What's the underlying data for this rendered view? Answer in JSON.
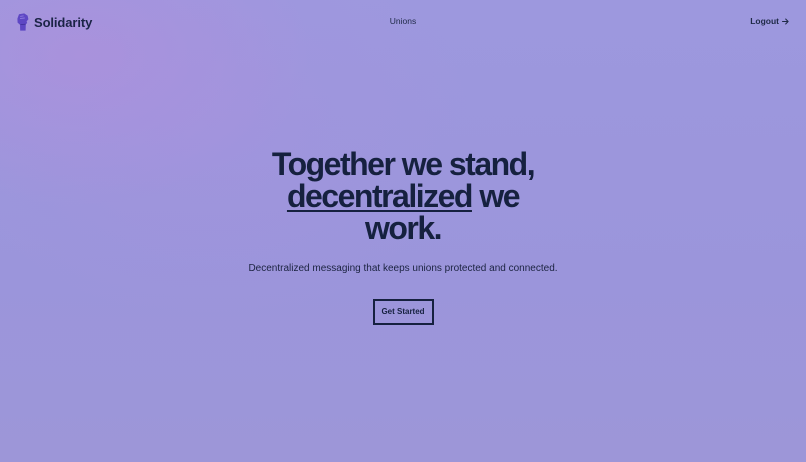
{
  "header": {
    "brand_name": "Solidarity",
    "brand_icon": "raised-fist-icon",
    "nav_unions": "Unions",
    "nav_logout": "Logout",
    "logout_icon": "arrow-right-icon"
  },
  "hero": {
    "title_part1": "Together we stand,",
    "title_underlined": "decentralized",
    "title_part2": "we work.",
    "subtitle": "Decentralized messaging that keeps unions protected and connected.",
    "cta_label": "Get Started"
  },
  "colors": {
    "background": "#9b96dc",
    "text": "#16213f",
    "brand_icon": "#5e47c4"
  }
}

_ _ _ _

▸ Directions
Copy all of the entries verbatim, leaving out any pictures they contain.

▸ Response to the exercise
What's the underlying data for this rendered view? Answer in JSON.
{
  "header": {
    "brand_name": "Solidarity",
    "brand_icon": "raised-fist-icon",
    "nav_unions": "Unions",
    "nav_logout": "Logout",
    "logout_icon": "arrow-right-icon"
  },
  "hero": {
    "title_part1": "Together we stand,",
    "title_underlined": "decentralized",
    "title_part2": "we work.",
    "subtitle": "Decentralized messaging that keeps unions protected and connected.",
    "cta_label": "Get Started"
  },
  "colors": {
    "background": "#9b96dc",
    "text": "#16213f",
    "brand_icon": "#5e47c4"
  }
}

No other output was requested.